Data extracted from a collection:
------

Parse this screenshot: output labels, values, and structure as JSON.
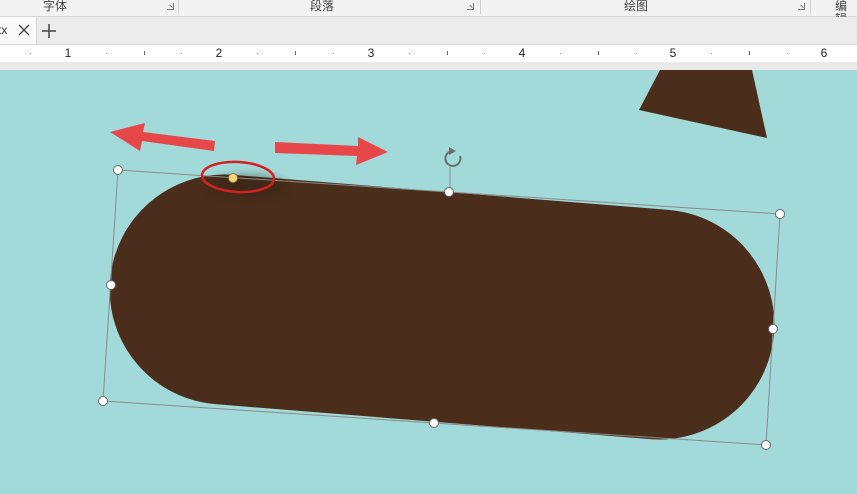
{
  "ribbon": {
    "groups": [
      {
        "label": "字体"
      },
      {
        "label": "段落"
      },
      {
        "label": "绘图"
      },
      {
        "label": "编辑"
      }
    ]
  },
  "tabs": {
    "items": [
      {
        "label": "tx"
      }
    ],
    "close_icon": "close-icon",
    "add_icon": "plus-icon"
  },
  "ruler": {
    "numbers": [
      "1",
      "2",
      "3",
      "4",
      "5",
      "6"
    ]
  },
  "canvas": {
    "background": "#a2d9d9",
    "shape_color": "#4a2e1b",
    "arrow_color": "#e8474a",
    "annotation_circle_color": "#d42020",
    "adjust_handle_color": "#f5d77a",
    "rotate_icon": "rotate-icon"
  }
}
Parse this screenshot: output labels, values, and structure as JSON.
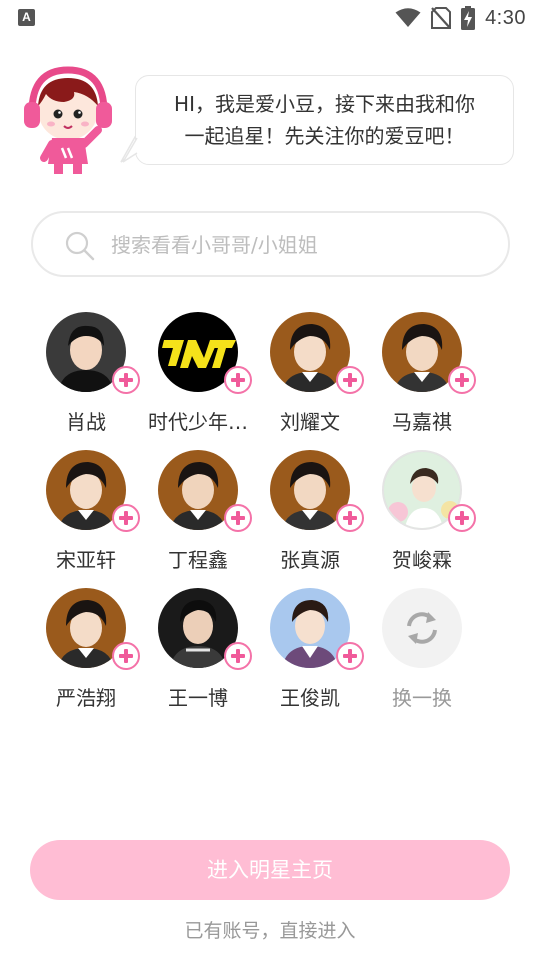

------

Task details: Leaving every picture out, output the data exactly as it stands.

Answer below:
Parse this screenshot: output labels, values, and structure as JSON.
{
  "ribbon": {
    "groups": [
      {
        "label": "字体"
      },
      {
        "label": "段落"
      },
      {
        "label": "绘图"
      },
      {
        "label": "编辑"
      }
    ]
  },
  "tabs": {
    "items": [
      {
        "label": "tx"
      }
    ],
    "close_icon": "close-icon",
    "add_icon": "plus-icon"
  },
  "ruler": {
    "numbers": [
      "1",
      "2",
      "3",
      "4",
      "5",
      "6"
    ]
  },
  "canvas": {
    "background": "#a2d9d9",
    "shape_color": "#4a2e1b",
    "arrow_color": "#e8474a",
    "annotation_circle_color": "#d42020",
    "adjust_handle_color": "#f5d77a",
    "rotate_icon": "rotate-icon"
  }
}
Parse this screenshot: output labels, values, and structure as JSON.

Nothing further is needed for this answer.